I couldn't get out of the car quick enough and into the fresh air. My whole body was tingling and I could feel my internal temperature maxing out. The moment the hand brake was on I pushed the door open and the cool outside washed over me. Like a child trying to throw off a coat, my hands were stuck into the cuffs of my winter coat which only added to my panic. The coat finally gone I instantly bent over retching as my stomach turned. The convulsions only last seconds and soon I was upright sucking cold air through my nose. My eyes were watering as was my mouth, but the worst of it was over and I could feel myself cooling and my mind cleared enough for me to now think, what the hell was that all about.
That was not a good way to start a session, but it's not the first to begin like this lately. A little while ago back I had the very same sensation after driving a large proportion of the A46 in fog. On that occasion I was sure I was travel sick due to my eyes and my brain not marrying up over the strange focal range. This occasion too I think could be attributed to travel sickness as the entire twenty minutes driving prior to me parking I was travelling at speed with nothing but the back of a huge truck to focus on. For a while in my late teens I suffered from travel sickness, but that stopped once I learnt to drive. I think maybe a trip to the opticians might be in order just to check that my glasses prescription doesn't need updating.
All that palaver aside I did actually stick around to actually do some fishing. Years ago I fished a bit of canal literally in the middle of nowhere and it was its remoteness that in my opinion made it so good. I was hoping it was still as good as it was and that it was still stuffed with prime naive zander for me to angle after and cast a few lures at.
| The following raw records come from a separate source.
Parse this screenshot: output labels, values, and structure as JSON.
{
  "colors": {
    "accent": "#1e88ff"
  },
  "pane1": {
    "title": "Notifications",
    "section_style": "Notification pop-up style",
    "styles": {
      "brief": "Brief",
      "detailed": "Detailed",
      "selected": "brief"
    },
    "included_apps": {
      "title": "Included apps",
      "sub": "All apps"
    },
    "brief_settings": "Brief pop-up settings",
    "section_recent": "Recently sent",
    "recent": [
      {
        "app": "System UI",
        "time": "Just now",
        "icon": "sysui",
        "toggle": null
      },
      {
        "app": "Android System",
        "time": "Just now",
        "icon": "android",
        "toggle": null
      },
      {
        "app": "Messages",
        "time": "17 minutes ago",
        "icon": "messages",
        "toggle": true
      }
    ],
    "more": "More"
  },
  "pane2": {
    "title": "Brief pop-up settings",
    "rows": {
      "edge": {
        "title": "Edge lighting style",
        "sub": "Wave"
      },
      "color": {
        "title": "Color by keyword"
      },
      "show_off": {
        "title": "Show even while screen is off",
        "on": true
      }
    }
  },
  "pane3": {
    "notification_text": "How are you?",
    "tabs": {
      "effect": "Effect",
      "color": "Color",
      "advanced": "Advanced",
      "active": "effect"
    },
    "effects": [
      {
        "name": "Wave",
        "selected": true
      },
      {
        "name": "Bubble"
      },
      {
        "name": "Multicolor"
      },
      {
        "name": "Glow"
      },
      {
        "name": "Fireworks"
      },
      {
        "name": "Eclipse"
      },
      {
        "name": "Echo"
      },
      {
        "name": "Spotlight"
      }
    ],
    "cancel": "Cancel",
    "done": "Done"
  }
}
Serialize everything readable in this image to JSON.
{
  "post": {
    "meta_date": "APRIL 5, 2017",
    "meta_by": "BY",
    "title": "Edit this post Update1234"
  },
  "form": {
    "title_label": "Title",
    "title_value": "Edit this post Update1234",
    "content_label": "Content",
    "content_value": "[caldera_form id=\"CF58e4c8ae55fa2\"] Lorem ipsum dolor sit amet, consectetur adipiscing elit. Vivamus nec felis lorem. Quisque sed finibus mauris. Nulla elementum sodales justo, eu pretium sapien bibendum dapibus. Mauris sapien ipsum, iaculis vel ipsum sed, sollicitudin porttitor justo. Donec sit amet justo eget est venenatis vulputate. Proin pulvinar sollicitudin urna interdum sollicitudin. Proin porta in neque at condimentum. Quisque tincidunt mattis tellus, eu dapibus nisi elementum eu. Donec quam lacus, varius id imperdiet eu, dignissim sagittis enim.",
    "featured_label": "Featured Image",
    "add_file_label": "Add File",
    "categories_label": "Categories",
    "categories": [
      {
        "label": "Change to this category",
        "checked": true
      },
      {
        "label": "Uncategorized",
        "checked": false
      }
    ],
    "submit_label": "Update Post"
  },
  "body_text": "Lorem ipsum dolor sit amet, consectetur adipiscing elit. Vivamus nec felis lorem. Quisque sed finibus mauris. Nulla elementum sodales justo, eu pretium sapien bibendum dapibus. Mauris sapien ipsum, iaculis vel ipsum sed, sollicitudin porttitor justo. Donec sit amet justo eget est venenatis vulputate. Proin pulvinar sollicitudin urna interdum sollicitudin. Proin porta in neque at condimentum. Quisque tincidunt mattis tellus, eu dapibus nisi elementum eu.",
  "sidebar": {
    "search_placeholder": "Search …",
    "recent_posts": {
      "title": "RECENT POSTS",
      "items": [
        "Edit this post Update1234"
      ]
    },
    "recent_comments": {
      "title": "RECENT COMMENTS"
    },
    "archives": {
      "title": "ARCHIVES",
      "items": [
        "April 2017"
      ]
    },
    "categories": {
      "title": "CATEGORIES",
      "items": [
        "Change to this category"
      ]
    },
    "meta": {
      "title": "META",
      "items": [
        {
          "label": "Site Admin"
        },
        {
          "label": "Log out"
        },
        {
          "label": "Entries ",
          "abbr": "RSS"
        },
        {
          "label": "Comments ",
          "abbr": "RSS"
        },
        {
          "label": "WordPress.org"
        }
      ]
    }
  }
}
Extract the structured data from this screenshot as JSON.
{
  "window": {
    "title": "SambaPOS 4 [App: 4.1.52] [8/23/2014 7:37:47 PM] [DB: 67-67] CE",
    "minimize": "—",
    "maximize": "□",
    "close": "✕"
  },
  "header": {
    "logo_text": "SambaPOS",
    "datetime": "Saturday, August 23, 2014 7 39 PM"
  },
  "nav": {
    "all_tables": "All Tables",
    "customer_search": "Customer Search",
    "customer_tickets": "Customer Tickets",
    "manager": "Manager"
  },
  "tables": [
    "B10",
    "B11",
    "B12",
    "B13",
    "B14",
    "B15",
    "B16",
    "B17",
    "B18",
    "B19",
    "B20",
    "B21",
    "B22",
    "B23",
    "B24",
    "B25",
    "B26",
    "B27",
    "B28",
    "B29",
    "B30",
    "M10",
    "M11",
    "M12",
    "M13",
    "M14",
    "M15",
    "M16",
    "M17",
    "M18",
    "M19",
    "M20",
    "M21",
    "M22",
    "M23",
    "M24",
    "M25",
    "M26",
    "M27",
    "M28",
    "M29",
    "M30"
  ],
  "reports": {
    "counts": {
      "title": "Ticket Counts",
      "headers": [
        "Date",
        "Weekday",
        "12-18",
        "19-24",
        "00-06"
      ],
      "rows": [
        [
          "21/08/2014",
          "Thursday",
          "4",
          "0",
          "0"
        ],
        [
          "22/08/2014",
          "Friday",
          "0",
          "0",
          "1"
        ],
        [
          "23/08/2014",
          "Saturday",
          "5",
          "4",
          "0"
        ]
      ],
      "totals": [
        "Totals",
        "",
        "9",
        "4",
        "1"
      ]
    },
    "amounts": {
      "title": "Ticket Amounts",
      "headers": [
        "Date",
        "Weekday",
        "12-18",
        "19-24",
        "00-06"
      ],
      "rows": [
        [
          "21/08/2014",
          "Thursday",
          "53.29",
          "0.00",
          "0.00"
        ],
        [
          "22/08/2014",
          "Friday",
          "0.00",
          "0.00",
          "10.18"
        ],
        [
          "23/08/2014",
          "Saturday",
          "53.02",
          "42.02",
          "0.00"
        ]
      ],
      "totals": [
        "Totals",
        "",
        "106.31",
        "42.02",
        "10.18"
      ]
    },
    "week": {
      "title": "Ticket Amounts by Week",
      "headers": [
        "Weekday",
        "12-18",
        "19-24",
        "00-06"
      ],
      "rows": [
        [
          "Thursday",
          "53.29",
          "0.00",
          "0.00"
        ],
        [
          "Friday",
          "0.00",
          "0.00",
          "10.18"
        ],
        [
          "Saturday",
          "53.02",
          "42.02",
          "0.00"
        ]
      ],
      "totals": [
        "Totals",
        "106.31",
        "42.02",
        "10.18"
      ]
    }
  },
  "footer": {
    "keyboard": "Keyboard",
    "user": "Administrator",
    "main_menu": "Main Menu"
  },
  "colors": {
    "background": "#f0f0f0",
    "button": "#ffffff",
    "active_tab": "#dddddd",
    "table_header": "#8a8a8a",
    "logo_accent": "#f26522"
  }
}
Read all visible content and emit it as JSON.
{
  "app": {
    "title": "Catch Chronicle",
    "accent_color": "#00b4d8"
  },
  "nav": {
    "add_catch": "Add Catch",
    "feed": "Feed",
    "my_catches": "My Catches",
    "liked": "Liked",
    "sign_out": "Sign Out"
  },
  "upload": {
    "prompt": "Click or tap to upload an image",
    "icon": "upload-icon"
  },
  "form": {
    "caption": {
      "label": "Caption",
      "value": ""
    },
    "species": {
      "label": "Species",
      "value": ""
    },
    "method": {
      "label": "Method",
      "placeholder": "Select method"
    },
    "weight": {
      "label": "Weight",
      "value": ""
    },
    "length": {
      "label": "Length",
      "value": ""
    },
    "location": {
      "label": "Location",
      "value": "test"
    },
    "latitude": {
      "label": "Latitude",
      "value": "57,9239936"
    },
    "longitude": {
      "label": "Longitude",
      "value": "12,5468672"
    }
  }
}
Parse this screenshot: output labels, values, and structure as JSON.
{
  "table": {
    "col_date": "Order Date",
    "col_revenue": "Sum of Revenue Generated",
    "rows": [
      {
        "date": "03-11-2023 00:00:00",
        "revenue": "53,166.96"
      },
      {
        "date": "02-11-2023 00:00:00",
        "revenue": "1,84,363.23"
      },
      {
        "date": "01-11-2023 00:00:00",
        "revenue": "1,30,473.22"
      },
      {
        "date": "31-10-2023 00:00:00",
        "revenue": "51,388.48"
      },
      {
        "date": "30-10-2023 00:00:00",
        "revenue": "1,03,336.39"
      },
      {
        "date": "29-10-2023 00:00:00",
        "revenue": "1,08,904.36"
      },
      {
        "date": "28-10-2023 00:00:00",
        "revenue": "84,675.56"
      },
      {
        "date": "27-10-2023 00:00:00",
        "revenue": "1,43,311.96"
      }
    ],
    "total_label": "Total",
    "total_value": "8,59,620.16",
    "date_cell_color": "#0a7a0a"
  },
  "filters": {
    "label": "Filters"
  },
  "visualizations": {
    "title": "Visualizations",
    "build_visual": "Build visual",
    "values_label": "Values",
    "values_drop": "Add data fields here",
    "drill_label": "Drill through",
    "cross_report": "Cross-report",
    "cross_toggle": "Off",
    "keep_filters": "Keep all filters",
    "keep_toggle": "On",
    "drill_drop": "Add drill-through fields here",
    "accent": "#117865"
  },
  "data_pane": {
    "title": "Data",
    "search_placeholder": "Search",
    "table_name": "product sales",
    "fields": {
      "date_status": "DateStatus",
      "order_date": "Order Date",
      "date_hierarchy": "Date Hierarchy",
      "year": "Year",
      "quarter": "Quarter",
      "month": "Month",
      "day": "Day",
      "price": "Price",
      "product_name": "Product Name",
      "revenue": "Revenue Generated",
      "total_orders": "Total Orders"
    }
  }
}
I began at a spot where an ancient crumbling brick wall lined the canal. After I let rip on the first cast I watched from under the woolly hat which I still wore to cover my sensitive ear as the line arched off down the canal in the bright sun. A few more searching casts in and I got hit by something determined as the lure came over the shelf. I got a brief view of a good perch before it threw the hook. It's always a relief to get an early hit as it gives you a focal point to cast at. Several repeated casts later I hooked into either the same fish or it's shoal mate in exactly the same spot, which turned out to be a an equally heavy set perch.
Its strange that the first fish I encountered was a perch as even though they must be resident, this canal had no real reputation for them. Zander though used to be unbelievably prolific in this murky water, and they still are as I found out in my next spot situated in some heavy cover. I'd barely had to search them out as I just saw a very zander looking haunt cast to it and got instantly hit my a little zedlet. Next cast too produced a few grabs and then I finally found a slightly better fish half way across the trench.
The sun though was getting brighter as it began to peep over the trees over the far bank and I was thinking this could make all the difference as the day wore on, but luckily it didn't and even begin blinded by the sun the fish still responded to my lures hitting the water. It was the ever faithful silver and black Koypto that sorted a bigger fish out. I'd just lifted and let the lure drop when the line suddenly tightened and changed angle by forty-five degrees. After a really good scrap a very angry zander was in hand, bristling in the sun.
I had to work for it but the action kept up through the rest of the session and although I didn't catch anything much bigger I did find quite few other fish willing to have a go at the lures in the sun. All in all it was a very satisfying return to an old haunt, and I don't think it will take me that long to come back again as I know there are some proper big girls lurking in this water way, as well as the large numbers of smaller fish which gave me action right up until the last cast.